The resolution also calls for exploration of new technology that could potentially be used to improve traffic signal control for emergency response vehicles.  The City of Austin currently uses a light-based system that was installed in the mid-1990s, and updating the system to utilize a GPS-based system could be an affordable and viable option for reducing emergency response times.

“I’m grateful to the Austin Fire Department, the Austin Firefighters Association, and the Public Safety Commission for their recommendations that helped us reach this point,” said Council Member Delia Garza.  “This item is an important step forward to ensure that we are providing reliable public safety services equitably across the city.”



Risk and Service Delivery Analysis


Risk and Service Delivery Analysis

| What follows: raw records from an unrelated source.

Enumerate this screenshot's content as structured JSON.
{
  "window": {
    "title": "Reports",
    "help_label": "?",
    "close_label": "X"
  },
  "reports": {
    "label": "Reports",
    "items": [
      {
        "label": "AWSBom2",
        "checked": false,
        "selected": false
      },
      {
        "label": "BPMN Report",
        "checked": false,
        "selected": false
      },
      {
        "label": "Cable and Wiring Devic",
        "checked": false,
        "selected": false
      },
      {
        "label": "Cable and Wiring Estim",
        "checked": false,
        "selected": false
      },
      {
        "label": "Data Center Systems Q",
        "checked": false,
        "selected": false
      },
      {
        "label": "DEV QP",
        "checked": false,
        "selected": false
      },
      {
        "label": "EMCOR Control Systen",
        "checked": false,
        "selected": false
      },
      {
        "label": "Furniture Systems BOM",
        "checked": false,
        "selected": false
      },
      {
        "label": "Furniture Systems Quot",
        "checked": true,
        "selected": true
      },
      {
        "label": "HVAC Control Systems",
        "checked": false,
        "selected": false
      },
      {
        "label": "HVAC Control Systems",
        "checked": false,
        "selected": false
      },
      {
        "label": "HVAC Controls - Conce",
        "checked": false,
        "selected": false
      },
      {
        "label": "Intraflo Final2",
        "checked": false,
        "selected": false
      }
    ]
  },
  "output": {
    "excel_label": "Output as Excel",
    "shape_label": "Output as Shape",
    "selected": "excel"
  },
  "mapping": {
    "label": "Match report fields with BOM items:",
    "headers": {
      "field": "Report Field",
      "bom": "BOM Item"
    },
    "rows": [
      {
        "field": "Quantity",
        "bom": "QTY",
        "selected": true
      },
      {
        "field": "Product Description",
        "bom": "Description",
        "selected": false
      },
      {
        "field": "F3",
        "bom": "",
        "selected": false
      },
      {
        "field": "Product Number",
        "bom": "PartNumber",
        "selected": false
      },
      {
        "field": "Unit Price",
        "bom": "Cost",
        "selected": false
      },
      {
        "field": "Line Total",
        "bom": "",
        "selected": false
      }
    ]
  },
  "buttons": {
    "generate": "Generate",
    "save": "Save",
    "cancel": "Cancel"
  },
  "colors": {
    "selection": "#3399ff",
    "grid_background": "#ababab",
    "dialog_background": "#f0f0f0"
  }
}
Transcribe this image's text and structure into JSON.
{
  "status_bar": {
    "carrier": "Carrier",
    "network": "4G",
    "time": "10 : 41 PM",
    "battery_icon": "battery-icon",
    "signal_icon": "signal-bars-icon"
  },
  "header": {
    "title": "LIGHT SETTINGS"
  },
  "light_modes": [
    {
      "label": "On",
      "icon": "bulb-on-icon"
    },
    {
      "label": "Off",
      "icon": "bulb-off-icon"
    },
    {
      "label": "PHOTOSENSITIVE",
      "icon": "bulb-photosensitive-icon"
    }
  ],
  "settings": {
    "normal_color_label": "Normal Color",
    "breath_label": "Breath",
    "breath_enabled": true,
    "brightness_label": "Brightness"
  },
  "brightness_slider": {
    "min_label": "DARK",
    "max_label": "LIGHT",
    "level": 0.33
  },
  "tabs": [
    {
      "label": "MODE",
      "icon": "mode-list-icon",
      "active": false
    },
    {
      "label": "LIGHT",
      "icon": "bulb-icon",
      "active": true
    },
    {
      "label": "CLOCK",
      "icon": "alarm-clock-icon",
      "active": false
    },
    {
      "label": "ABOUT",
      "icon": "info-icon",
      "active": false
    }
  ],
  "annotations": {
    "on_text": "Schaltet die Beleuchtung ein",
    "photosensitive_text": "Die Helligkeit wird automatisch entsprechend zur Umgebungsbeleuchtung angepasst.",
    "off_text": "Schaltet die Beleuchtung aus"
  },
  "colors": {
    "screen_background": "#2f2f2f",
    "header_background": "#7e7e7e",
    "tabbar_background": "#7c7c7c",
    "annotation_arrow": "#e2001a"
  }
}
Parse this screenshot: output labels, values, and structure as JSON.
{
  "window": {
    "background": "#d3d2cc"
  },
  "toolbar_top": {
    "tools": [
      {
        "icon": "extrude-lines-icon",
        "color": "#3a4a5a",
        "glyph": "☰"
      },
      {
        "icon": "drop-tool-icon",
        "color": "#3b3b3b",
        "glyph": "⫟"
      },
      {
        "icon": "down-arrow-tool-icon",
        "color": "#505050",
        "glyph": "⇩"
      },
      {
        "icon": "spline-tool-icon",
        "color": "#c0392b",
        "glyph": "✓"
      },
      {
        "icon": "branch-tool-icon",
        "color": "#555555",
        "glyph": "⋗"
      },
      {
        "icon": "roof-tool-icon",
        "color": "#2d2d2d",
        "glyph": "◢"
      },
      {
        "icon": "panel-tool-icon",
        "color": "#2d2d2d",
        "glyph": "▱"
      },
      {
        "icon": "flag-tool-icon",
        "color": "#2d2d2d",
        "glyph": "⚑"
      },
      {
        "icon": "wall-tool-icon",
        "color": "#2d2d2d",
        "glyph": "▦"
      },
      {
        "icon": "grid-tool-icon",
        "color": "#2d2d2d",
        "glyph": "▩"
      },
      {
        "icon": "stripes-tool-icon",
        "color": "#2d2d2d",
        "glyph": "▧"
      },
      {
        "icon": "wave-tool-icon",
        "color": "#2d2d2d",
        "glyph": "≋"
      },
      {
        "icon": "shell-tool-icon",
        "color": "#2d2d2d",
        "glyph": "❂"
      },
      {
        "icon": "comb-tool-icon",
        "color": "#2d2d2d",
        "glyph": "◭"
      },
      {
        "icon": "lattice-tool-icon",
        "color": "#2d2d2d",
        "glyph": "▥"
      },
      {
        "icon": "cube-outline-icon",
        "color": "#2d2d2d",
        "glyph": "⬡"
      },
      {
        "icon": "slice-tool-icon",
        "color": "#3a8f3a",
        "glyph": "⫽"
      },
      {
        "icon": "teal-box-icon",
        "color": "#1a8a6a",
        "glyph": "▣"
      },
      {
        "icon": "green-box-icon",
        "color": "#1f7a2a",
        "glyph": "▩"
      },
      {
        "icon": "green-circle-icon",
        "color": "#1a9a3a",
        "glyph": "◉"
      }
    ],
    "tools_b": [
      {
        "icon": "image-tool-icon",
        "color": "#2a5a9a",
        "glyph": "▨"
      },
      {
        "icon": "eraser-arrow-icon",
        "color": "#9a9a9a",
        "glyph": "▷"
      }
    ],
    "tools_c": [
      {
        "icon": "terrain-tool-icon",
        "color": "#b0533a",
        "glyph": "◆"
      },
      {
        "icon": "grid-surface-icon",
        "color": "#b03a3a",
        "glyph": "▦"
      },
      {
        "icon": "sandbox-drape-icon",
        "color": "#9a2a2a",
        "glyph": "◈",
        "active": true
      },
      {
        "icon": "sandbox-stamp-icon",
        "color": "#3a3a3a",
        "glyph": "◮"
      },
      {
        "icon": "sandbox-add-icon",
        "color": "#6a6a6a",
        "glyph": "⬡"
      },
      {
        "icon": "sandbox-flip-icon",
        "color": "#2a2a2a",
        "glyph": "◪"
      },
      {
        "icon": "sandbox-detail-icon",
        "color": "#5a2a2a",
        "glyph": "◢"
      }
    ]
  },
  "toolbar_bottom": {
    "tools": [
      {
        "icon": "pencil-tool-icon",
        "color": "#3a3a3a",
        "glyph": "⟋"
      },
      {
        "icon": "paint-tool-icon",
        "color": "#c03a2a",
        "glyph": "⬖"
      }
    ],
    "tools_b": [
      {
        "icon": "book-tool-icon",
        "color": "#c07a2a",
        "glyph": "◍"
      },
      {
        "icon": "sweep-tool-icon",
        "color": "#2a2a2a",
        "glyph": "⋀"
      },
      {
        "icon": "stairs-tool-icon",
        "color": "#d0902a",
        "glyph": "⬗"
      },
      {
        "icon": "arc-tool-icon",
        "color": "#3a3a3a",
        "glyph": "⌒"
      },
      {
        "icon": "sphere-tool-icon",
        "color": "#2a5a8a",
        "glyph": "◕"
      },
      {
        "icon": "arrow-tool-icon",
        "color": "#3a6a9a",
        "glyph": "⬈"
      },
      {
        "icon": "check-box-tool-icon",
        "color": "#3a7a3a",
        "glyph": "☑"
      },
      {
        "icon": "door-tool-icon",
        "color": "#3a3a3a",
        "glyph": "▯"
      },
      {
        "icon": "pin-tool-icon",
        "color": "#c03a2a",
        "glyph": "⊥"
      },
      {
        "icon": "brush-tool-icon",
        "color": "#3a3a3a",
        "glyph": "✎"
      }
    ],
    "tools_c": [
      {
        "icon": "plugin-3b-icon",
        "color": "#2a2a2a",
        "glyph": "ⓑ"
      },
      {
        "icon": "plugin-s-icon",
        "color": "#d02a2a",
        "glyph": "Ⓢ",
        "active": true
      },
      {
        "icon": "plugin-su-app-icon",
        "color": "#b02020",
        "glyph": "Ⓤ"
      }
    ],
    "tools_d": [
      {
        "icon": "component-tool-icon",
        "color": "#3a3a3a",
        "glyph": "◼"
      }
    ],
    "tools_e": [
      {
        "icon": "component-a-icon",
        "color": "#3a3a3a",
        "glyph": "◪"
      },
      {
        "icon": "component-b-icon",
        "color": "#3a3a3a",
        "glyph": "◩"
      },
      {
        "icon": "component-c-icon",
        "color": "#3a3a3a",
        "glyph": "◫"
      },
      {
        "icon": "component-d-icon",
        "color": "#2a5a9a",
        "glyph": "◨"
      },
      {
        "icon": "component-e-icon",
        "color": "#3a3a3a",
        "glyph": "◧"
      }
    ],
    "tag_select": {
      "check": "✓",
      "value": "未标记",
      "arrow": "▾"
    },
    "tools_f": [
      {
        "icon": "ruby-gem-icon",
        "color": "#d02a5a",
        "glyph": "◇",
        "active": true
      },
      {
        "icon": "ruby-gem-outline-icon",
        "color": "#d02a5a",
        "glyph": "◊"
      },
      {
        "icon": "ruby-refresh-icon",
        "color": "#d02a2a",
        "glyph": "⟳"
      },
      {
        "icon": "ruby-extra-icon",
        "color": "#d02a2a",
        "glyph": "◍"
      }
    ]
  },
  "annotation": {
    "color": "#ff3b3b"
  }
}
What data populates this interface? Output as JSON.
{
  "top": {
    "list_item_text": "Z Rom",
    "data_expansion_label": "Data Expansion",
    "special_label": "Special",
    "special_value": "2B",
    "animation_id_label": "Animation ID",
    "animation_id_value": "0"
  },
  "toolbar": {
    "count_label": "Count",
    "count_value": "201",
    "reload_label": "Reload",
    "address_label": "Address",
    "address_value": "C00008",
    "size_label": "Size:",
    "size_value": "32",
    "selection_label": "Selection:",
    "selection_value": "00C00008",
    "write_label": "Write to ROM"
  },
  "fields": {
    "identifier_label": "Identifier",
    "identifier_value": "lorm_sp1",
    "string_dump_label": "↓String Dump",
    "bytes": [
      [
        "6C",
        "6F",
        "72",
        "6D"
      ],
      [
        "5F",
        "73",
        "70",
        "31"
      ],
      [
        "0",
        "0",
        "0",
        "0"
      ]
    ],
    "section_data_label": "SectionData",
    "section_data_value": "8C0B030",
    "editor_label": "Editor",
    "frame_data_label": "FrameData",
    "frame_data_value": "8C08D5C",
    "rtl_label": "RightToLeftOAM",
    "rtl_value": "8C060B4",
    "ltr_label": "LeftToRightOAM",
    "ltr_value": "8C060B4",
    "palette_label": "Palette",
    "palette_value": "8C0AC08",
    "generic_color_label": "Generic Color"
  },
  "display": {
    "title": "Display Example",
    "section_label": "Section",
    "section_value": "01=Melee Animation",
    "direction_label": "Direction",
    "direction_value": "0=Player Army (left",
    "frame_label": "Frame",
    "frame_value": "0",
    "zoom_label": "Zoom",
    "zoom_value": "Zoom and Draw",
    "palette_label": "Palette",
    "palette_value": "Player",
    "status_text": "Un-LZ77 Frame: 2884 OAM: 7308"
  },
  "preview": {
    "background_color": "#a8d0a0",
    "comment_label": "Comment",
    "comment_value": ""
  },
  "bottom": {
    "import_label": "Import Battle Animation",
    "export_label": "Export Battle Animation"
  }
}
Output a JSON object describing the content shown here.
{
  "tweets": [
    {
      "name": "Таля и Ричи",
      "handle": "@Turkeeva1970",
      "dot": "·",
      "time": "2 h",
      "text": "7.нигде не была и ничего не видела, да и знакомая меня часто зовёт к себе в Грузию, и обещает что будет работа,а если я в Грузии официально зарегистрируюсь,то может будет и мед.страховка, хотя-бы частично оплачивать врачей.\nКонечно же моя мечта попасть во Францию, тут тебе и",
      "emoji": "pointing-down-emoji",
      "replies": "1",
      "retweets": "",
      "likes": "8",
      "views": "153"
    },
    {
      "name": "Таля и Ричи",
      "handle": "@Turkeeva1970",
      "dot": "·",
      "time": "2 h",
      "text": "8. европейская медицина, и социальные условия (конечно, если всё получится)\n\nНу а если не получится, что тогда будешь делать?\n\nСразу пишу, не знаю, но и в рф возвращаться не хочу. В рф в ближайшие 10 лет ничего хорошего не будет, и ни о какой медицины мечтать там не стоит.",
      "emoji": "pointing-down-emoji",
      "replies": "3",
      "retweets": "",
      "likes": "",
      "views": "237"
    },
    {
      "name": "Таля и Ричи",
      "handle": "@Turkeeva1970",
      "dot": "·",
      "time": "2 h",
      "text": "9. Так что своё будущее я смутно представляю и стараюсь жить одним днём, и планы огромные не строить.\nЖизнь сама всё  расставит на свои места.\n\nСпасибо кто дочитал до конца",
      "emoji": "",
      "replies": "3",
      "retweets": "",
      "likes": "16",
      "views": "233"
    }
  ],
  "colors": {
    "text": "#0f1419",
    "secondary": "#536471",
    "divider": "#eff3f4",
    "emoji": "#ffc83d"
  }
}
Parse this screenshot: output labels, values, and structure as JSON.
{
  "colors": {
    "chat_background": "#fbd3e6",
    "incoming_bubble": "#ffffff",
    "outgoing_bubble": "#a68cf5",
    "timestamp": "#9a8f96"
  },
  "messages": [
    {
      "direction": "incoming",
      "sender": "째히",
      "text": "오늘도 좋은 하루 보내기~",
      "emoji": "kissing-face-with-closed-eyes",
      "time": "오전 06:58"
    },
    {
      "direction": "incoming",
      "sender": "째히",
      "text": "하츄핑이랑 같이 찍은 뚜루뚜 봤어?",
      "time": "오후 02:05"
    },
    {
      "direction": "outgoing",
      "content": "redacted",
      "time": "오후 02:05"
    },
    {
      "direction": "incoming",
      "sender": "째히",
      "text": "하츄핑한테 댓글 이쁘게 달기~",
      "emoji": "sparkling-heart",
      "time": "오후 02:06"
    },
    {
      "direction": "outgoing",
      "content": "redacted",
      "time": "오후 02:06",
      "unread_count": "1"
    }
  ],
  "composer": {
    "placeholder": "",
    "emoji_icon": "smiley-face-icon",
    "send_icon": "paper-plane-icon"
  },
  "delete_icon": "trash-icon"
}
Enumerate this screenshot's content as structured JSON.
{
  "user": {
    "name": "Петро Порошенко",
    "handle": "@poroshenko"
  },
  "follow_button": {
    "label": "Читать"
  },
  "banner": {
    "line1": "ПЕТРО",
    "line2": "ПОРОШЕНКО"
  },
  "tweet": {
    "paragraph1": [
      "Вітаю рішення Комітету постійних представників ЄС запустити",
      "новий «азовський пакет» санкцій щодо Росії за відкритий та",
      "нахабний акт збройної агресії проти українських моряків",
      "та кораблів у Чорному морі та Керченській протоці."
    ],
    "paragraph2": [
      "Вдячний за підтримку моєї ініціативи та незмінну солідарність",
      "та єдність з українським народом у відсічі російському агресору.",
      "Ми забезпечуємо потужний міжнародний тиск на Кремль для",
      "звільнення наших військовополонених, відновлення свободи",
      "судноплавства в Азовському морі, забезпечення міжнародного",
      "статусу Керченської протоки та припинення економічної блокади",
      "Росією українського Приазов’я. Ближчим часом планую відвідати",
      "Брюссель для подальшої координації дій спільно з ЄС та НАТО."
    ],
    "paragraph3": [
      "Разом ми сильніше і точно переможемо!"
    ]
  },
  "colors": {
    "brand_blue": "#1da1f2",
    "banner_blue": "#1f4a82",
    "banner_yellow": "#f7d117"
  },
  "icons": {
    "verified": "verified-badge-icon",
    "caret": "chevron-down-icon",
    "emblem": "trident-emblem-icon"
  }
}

The Fire Risk and Service Delivery model was developed to measure life & property risks in conjunction with fire service delivery within City of Austin.  The results show a need for additional stations based on the current risk and response times.

2016 Model Results

1. Travis Country area (immediate need)

2. Loop 360 area (immediate need)

3. Manchaca/Slaughter area (area to watch)

4. Goodnight Ranch area (immediate need)

5. Moore's Crossing area (immediate need)

6. Canyon Creek area (immediate need)

*Immediate Need-Area has significant development, increased population and response time which are substantially below AFD's goal of 8 mins (call receipt to onscene, 90%).

*Area to Watch-Area has significant development, increased population and response time which are substantially below AFD's goal of 8 mins (call receipt to onscene, 90%).

-New fire station in area have been funded and could impact response time positively.  Will review after stations have been in place to determine if additional station is needed. 




2015 Emergency Response Time Standards and Coverage Map and High Risk areas

The Austin Firefighters are asking for your support on the Council agenda item 9 proposed resolution coming before Council on Thursday the 24th.  This resolution contains a plan to reduce deficient emergency response times, which exist throughout the City of Austin. Click here to view the proposed resolution for agenda item 9 as well as the posted backup materials.

The Public Safety Commission, at their March 4th meeting, made a unanimous recommendation to Council to support the proposed emergency response time reduction resolution. For a good overview of the issues and the solutions contained within the proposed resolution, please watch the March 4th Public Safety Commission AFA/AFD presentation: (audio poor at beginning but quickly gets better) - Click here for presentation PowerPoint contained in the presentation video.

Here are other important resource materials referred to within the Public Safety Commission March 4th presentation and/or the proposed:

2015 Emergency Response Time Standards of Coverage Map

2016 Risk and Service Delivery Analysis map

History of the AFA/ AFD collaboration on the risk and service delivery analysis

Establishing a plan going forward to reduce emergency response time deficiencies is immediately needed given  that even under the most pessimistic projections — if some sort of plague and economic slump were to take hold in the region — the Austin area's population will still grow by more than 30 percent over the next 15 years, a report from the Urban Institute shows